Stan Musial (1920 - 2013)
Stan Musial was a professional baseball player who played with the St. Louis Cardinals from 1941 until 1963. Nicknamed “Stan the Man” because of the way he dominated the game, Musial was an outfielder, a first baseman, and a powerful hitter. In fact, he once held the National League record for the most hits in a single career. Musial was the first St. Louis Cardinal to have his official jersey number retired and is often referred to as “The Greatest Cardinal of them all.”
Early Years and Education
Lukasz Musial, a Polish immigrant, worked at the American Steel and Wire Company, loading bales of wire onto freight cars. During the Great Depression, he struggled to support his family. The family’s strained finances contributed to Lukasz’s battle with alcoholism. Mary Musial put in long hours as a domestic worker and the family often relied on donations from food pantries. Musial later remembered his mother making baseballs for him “out of a little bit of this and that.”
As a young adult, Stan worked various odd jobs to help support the family. He spent his free time playing baseball, his lifelong passion, and maintained a C average in school. He was the only member of his family to graduate from high school.

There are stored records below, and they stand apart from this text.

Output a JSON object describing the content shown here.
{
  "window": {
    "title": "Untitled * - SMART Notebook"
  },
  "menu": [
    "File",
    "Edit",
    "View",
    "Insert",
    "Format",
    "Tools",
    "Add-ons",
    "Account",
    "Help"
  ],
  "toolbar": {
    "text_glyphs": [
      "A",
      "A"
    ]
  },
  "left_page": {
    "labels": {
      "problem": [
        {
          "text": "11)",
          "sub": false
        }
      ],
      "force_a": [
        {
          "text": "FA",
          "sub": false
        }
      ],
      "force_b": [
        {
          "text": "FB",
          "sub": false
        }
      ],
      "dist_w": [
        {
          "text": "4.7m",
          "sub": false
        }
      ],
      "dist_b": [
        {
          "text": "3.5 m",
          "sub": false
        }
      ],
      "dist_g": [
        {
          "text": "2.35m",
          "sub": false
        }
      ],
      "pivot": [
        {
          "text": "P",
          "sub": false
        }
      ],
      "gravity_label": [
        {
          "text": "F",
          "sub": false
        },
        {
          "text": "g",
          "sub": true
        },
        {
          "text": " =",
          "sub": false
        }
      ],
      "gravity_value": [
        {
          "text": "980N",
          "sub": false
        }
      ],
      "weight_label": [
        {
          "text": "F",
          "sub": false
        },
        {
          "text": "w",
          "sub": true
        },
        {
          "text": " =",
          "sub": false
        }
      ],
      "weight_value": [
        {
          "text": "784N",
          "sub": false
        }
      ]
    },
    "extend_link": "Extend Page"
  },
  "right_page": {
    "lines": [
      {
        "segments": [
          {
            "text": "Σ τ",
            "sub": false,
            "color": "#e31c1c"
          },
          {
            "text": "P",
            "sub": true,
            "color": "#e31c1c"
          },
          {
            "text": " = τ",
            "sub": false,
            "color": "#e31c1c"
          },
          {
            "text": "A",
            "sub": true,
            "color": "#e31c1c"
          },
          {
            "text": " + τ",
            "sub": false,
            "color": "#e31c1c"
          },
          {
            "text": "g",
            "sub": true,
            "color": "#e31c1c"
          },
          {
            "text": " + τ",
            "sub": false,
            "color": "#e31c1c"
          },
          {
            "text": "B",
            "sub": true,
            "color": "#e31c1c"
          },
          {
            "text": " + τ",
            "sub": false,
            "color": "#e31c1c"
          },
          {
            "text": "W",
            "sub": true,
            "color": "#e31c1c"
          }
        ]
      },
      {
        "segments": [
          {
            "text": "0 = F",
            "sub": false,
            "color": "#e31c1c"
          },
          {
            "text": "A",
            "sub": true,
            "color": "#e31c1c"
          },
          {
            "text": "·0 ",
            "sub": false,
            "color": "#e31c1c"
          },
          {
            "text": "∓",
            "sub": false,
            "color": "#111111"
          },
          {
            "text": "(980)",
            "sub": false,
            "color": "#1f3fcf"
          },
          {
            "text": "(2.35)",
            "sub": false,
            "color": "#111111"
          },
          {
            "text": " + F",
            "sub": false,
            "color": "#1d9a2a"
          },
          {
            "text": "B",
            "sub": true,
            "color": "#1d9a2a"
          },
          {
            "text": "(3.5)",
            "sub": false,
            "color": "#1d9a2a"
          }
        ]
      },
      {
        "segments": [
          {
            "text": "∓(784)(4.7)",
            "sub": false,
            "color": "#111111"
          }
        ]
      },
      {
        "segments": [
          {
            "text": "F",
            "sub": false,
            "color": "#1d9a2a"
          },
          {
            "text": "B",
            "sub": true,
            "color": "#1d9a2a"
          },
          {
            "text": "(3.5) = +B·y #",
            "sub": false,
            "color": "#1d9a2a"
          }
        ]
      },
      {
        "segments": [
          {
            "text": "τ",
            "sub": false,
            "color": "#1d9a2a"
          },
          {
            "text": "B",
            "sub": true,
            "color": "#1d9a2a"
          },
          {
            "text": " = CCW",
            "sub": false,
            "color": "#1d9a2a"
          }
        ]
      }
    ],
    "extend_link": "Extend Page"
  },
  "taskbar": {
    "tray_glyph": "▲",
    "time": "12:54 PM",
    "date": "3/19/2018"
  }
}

Musial dreamed of a future as a professional baseball player. He later said, “I wanted to be a big league ball player from the time I was eight years old.” At age 17, he signed a pitching contract with the St. Louis Cardinals for $65 a month and left for spring training.
Musial wrote in his autobiography, “What made me sign with the Cardinals? Because they used salesmanship, the personal touch. Where others wrote, they talked. Where others waited, they acted. That early bird that got the worm must have been a Redbird.”
After he retired, Musial professed, “If I had to do it all over again, I’d go to college before playing professional baseball…Although baseball treated me wonderfully, I missed something. Call it a feeling of inferiority, call it what you will, but I believe sincerely that it takes a man who doesn’t have one to appreciate the value of a college education.”